:: Exercise prompt ::
Your reply should reproduce each record precisely as written.

:: Listed entries ::

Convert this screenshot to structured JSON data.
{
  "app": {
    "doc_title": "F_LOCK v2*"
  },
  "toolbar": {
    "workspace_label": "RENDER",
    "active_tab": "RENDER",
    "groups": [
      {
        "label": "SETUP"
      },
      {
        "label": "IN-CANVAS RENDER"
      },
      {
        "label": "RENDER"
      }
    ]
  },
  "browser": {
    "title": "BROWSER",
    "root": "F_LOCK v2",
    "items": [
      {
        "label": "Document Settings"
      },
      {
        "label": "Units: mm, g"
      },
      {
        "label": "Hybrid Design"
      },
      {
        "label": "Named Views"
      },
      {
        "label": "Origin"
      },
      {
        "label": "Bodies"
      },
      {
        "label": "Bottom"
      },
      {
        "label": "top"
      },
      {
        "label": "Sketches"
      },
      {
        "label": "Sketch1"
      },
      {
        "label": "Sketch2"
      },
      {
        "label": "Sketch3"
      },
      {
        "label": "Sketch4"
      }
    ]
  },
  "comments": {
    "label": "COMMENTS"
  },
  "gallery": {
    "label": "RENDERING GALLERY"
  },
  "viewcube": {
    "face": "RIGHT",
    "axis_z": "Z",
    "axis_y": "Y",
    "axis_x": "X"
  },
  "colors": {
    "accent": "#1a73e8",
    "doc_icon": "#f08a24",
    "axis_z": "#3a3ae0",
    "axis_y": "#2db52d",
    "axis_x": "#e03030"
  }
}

:: Completed exercise ::
Convert this screenshot to structured JSON data.
{
  "app": {
    "doc_title": "F_LOCK v2*"
  },
  "toolbar": {
    "workspace_label": "RENDER",
    "active_tab": "RENDER",
    "groups": [
      {
        "label": "SETUP"
      },
      {
        "label": "IN-CANVAS RENDER"
      },
      {
        "label": "RENDER"
      }
    ]
  },
  "browser": {
    "title": "BROWSER",
    "root": "F_LOCK v2",
    "items": [
      {
        "label": "Document Settings"
      },
      {
        "label": "Units: mm, g"
      },
      {
        "label": "Hybrid Design"
      },
      {
        "label": "Named Views"
      },
      {
        "label": "Origin"
      },
      {
        "label": "Bodies"
      },
      {
        "label": "Bottom"
      },
      {
        "label": "top"
      },
      {
        "label": "Sketches"
      },
      {
        "label": "Sketch1"
      },
      {
        "label": "Sketch2"
      },
      {
        "label": "Sketch3"
      },
      {
        "label": "Sketch4"
      }
    ]
  },
  "comments": {
    "label": "COMMENTS"
  },
  "gallery": {
    "label": "RENDERING GALLERY"
  },
  "viewcube": {
    "face": "RIGHT",
    "axis_z": "Z",
    "axis_y": "Y",
    "axis_x": "X"
  },
  "colors": {
    "accent": "#1a73e8",
    "doc_icon": "#f08a24",
    "axis_z": "#3a3ae0",
    "axis_y": "#2db52d",
    "axis_x": "#e03030"
  }
}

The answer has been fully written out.